The Great Northern itself encouraged and even assisted with building much of the town, in order to provide housing for its rapidly expanding workforce. In July of 1899, GNP placed an advertisement in the Bangor Whig and Courier, asking for responsible parties to erect one hundred tenement houses, business blocks, and a suitable hotel and boarding house.

Once GNP began producing paper, the steady traffic between the railroad station and the mill, a distance of about a mile, brought about the construction of boarding houses. The early boarding houses were similar to those seen in any mill town, from three to five stories in height, except that they were not placed in rows of identical design, as was the custom.

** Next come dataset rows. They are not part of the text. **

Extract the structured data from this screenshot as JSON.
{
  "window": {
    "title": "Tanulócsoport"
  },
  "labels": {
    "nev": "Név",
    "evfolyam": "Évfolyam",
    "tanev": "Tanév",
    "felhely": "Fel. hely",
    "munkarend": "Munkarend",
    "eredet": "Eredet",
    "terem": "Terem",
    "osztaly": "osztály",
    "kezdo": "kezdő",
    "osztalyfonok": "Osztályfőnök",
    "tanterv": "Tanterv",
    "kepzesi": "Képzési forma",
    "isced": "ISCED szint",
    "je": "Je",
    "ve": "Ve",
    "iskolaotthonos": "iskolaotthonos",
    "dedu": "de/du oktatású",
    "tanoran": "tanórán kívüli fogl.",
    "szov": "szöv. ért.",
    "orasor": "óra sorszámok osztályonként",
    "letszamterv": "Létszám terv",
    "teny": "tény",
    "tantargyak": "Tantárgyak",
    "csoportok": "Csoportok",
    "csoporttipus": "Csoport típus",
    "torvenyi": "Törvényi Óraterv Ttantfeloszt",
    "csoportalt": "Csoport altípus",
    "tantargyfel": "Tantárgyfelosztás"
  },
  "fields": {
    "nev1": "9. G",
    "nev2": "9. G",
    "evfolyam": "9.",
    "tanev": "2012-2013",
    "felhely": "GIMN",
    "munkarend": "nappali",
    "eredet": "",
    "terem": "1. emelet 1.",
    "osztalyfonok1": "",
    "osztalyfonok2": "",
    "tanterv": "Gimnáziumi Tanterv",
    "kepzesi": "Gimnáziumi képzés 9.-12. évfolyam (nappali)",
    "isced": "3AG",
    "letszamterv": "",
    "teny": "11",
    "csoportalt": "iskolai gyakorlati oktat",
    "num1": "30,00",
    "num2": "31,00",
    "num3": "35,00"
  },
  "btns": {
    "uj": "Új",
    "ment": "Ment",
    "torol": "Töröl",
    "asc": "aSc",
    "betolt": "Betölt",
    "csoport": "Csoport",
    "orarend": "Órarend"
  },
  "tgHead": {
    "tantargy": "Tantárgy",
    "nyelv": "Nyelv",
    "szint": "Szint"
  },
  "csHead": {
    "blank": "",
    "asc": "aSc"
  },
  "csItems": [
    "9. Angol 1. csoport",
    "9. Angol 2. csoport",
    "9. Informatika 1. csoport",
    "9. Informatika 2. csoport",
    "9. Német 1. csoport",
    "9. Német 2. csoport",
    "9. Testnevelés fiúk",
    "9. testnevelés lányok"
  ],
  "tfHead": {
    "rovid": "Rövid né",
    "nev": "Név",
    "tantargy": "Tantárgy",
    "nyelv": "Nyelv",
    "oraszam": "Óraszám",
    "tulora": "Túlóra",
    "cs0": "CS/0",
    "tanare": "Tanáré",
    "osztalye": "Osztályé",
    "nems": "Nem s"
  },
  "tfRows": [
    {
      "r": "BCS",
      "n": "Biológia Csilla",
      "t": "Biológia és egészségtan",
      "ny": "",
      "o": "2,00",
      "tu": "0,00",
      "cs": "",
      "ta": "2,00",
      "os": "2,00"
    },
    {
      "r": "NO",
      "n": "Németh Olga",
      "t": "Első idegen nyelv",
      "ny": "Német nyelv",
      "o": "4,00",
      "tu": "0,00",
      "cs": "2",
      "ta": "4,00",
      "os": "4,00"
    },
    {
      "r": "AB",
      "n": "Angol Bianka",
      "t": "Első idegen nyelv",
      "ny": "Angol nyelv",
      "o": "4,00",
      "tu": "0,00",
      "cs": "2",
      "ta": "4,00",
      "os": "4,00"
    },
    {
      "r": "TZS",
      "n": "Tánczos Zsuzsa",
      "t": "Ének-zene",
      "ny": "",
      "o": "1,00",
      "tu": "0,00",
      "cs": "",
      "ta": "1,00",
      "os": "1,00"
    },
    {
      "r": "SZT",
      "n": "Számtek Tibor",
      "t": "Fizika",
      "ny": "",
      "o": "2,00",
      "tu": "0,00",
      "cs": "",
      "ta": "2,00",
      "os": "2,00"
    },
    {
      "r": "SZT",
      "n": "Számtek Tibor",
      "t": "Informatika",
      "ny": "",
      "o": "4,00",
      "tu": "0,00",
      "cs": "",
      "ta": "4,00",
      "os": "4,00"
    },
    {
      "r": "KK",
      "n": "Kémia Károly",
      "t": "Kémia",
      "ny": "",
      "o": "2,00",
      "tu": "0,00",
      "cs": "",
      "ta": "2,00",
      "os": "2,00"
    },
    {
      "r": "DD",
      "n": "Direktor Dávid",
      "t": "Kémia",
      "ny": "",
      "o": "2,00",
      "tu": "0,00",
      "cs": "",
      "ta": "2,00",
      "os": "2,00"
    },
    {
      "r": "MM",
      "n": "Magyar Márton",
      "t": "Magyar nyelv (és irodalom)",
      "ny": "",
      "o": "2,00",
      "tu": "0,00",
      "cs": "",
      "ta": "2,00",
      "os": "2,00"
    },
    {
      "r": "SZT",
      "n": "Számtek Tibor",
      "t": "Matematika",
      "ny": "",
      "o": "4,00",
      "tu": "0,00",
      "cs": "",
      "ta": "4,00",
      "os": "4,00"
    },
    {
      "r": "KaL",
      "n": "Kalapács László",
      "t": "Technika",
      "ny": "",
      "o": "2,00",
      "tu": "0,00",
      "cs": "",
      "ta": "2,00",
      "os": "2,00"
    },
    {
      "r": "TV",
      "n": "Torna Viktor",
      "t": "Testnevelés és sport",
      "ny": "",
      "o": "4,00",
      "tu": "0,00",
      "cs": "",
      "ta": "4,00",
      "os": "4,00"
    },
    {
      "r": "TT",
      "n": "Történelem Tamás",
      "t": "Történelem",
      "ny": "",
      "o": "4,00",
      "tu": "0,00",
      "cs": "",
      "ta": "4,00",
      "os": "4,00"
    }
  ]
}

Construction on the Great Northern Hotel began in 1900. The elegant 52-room structure was completed the following year, and leased to J.P. Randall, its first proprietor.

The mill operated in eight-hour shifts. Since everyone would be walking to work, the locations of the first homes were in part determined by convenience. More areas opened up west of Katahdin Avenue near the mill, and just across the tracks.

Between November 1, 1899, and December 31, 1927, GNP’s president, Garret Schenck, signed over deeds to hundreds of lots owned by the company in Millinocket and East Millinocket.

Most of the houses in Millinocket were built by private parties; but in 1901, GNP contracted with Charles J. Rush to build 22 houses of four different styles, at costs ranging from $1120 to $1850.

© Michelle Anderson 2005-2014